Detroit fire lightsBy Steve Neavling
ticklethewire.com

A Christmas Day fire at a mosque in Texas was intentionally set, investigators told The Source.

The two-alarm blaze tore the Savory Mosque in Houston at 2:45 p.m., causing significant damage.

No injuries were reported because about 200 people left the mosque about an hour before the arson fire.

The investigation is being handled by the ATF, FBI and Houston police.

Other Stories of Interest

How I Was Locked Up for Not Having Papers At National Park in Texas

border patrol 3By Lisa Ragbir
For The Guardian

In Big Bend National Park my husband, father, daughter and I stood on the banks of the yellow-green waters of the Rio Grande.

On our side – the US side – we planted our feet on a beach of cracked mud. On the other side, a 1,000ft cliff wall rose from the river to run left and right, as far as the eye can see. It was the sort of picturesque photo-op that National Parks are built for.

I pointed across the river and told my father: “That’s Mexico,” to which he replied: “Well if that’s Mexico, why does Donald Trump need to build a wall?”

The adults laughed at the joke and my three-year old asked if she could go potty – all of us unaware that we were in an area that is sometimes referred to as theborder zone.

I didn’t imagine that within the next six hours, I would be locked in a cell by US Border Patrol. My offense? I’m Canadian and I didn’t have my permanent resident card with me.

It began with a stop at the Border Patrol station approximately 80 miles north of the entrance to Big Bend, and just over 100 miles north of the Mexico–US border.

“You all American?” a Border Patrol agent asked.

“No, I’m Canadian!” I said cheerfully – not thinking that my answer would prompt furrowed brows.

“What’s your status?”

Another easy question, I thought. “Permanent resident.”

They asked for my permanent resident card – which I didn’t have with me. But I did offer my driver’s license and my university ID, neither of which were of interest to the agents.
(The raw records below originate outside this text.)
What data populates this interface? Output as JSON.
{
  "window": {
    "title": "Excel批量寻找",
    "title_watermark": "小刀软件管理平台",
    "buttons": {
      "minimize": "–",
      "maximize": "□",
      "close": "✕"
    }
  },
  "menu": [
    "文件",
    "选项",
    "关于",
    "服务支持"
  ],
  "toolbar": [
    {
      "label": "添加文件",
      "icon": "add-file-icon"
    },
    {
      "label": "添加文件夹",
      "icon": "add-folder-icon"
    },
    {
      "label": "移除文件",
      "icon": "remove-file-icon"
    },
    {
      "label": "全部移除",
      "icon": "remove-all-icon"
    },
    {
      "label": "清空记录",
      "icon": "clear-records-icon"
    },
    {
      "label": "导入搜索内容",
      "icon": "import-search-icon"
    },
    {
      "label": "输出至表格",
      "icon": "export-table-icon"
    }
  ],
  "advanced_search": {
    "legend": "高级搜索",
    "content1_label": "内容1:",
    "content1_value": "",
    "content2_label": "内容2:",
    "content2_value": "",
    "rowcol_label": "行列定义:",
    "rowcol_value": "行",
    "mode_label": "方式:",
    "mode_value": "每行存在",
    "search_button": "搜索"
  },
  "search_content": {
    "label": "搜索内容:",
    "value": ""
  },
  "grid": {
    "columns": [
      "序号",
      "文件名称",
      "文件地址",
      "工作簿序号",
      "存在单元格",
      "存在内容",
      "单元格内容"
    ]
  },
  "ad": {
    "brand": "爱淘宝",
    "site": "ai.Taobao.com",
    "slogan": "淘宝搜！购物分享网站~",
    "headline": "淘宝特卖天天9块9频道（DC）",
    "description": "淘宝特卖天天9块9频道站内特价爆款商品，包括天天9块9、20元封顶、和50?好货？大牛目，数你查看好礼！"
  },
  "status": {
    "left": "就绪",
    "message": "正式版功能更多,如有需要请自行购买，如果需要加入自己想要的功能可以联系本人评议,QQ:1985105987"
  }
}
When my septuagenarian father identified himself as a Canadian citizen visiting from Montreal, he was asked for his passport. “I didn’t think I needed to carry it because we weren’t crossing any borders”, he said. “Why do I need it?”

I thought it was a good question.

My husband asked: “Do you need to see my ID?” The agent’s replied: “What for?”

It might be worth mentioning here that my husband is Italian-American, from New Jersey. I am a first-generation Canadian of Trinidadian-descent. My husband and I aren’t the same color.

In the mid-1990s, I moved to the US for graduate school before moving to Austin, Texas, in 2007. I was born and raised in Montreal – less than 50 miles from the Canada-US border and only a seven-hour drive to New York City. Growing up, my family made that drive countless times to visit relatives who lived in Brooklyn and Long Island.

In those days, we presented our passports and politely answered all of the questions asked of us. It was a routine that always occurred at the border – not in a border zone – which I didn’t know existed before I traveled within 100 miles of the frontier between Mexico and the US. Aside from the picture-worthy mesas, glimpses of roadrunners and a string of Rock Shops, the border zone is the thing you pass through when you leave a day of family-fun in Big Bend.

It took almost an hour, but the agents were able to confirm that my father had flown into the US, from Montreal, on a Canadian passport. Yet they could not verify that my permanent resident card had not expired. Three agents repeatedly explained that I am required to carry my permanent resident card with me at all times – a fact that I only became aware of in the border-zone. There, after an hour of circular-questioning, a bullet-proof-vested agent said: “Ma’am, we need you to step out of the car.”

To read more click here.